February 24, 2016

Last year, conservatives in the State Senate passed a Constitutional Amendment limiting the growth of government spending. It’s called the Taxpayer Protection Act and will go to the voters in November for approval if the House agrees.

Would controlling the appetite of politicians for more and more spending help the economy? Iowa’s Public Interest Institute examined the effects of Colorado’s Taxpayer Bill of Rights ( TABOR ) which is their spending limit enacted by voters in 1992.

Here are some highlights and the impact on the economy.

“The intent of TABOR was to provide taxpayers the power to decide any tax increase rather than leave the decision in the hands of the Legislature. “In the ten years after TABOR was passed in 1992, the state government refunded over $3 billion to taxpayers — about $3,200 for a family of four,” stated Alison Acosta Fraser.[33]

Colorado not only reined in taxes and spending, but also experienced a period of economic growth as the “post-TABOR decade thus regained some of the ground that taxpayers had lost during the pre-TABOR decade of soaring taxes and spending.”[34] Fred Holden, a Senior Fellow at the Independence Institute, argued that with TABOR “taxpayers and businesses made more money, giving their employees more spending, saving and investing power because significantly less was taken from them in taxes.”[35] This was in addition to more employment opportunities as a result of the pro-growth fiscal policies resulting from TABOR.[36] “TABOR frees up capital in the private sector to create more wealth-creating jobs that boost productivity and output,” noted Holden.[37]

Holden described the economic results of TABOR:

• private job sector creation more than doubled while government job growth held steady;
• an average Colorado family paid about $16,700 less in state taxes during TABOR’s first decade;
• per capita state taxes and spending growth had been growing far faster than inflation-plus-population. That extreme growth rate was halted;
• state government growth was very much in line with population-plus-inflation”.[38]
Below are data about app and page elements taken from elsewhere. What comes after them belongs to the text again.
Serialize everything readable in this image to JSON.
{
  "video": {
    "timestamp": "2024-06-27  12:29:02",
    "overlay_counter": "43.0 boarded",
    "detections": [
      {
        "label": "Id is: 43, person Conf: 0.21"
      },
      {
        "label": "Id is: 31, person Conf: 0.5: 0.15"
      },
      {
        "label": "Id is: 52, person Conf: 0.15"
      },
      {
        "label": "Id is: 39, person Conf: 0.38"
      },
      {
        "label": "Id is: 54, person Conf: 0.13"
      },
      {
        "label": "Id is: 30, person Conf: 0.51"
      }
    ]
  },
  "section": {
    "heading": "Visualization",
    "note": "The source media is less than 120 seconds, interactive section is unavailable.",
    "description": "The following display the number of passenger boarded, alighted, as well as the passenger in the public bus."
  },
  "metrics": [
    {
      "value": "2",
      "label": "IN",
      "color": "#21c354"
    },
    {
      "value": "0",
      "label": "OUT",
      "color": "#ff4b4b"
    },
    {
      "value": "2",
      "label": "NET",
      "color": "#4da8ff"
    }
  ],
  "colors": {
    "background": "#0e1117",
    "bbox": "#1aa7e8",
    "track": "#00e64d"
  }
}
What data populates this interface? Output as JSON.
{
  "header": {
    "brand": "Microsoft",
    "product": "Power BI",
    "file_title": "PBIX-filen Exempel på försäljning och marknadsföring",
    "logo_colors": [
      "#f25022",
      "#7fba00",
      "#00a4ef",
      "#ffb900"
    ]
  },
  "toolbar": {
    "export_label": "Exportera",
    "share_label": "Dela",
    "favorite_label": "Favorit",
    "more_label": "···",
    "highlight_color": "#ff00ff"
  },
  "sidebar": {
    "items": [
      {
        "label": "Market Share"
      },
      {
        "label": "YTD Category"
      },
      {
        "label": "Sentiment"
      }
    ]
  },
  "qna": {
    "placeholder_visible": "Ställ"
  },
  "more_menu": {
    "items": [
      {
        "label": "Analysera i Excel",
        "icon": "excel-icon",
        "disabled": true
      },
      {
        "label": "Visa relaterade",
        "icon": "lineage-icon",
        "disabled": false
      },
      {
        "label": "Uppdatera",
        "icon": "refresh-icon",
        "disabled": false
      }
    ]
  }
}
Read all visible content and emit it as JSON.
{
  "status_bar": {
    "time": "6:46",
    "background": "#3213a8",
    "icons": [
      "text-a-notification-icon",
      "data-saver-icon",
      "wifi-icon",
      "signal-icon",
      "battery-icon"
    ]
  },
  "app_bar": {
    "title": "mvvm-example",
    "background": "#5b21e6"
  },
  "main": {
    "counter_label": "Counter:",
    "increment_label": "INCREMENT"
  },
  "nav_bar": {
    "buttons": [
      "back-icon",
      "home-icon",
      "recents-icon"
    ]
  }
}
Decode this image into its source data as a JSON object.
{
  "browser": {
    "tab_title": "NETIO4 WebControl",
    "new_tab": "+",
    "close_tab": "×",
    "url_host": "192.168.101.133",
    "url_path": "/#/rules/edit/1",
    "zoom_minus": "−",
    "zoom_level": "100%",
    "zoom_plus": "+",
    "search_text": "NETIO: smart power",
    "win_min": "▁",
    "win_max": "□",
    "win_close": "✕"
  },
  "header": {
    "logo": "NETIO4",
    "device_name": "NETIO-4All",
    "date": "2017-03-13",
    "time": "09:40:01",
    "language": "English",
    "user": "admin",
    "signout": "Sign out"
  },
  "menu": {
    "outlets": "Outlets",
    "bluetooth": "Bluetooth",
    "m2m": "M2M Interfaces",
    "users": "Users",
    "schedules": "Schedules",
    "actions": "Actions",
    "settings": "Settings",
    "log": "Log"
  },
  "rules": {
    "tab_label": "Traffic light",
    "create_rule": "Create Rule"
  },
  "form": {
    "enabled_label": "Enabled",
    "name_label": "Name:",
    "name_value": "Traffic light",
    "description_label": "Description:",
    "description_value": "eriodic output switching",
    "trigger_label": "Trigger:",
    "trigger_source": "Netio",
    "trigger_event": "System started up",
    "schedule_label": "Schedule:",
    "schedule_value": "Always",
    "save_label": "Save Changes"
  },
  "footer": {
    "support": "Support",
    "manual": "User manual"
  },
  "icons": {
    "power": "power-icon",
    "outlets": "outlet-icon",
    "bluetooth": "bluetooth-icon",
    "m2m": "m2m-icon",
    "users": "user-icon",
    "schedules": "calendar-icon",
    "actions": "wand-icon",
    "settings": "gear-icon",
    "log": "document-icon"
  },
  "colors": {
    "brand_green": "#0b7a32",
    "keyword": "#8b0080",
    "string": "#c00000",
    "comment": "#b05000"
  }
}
Capping the power of politicians to tax and spend helps economic growth. We’re safer when pit bulls and politicians are on a leash.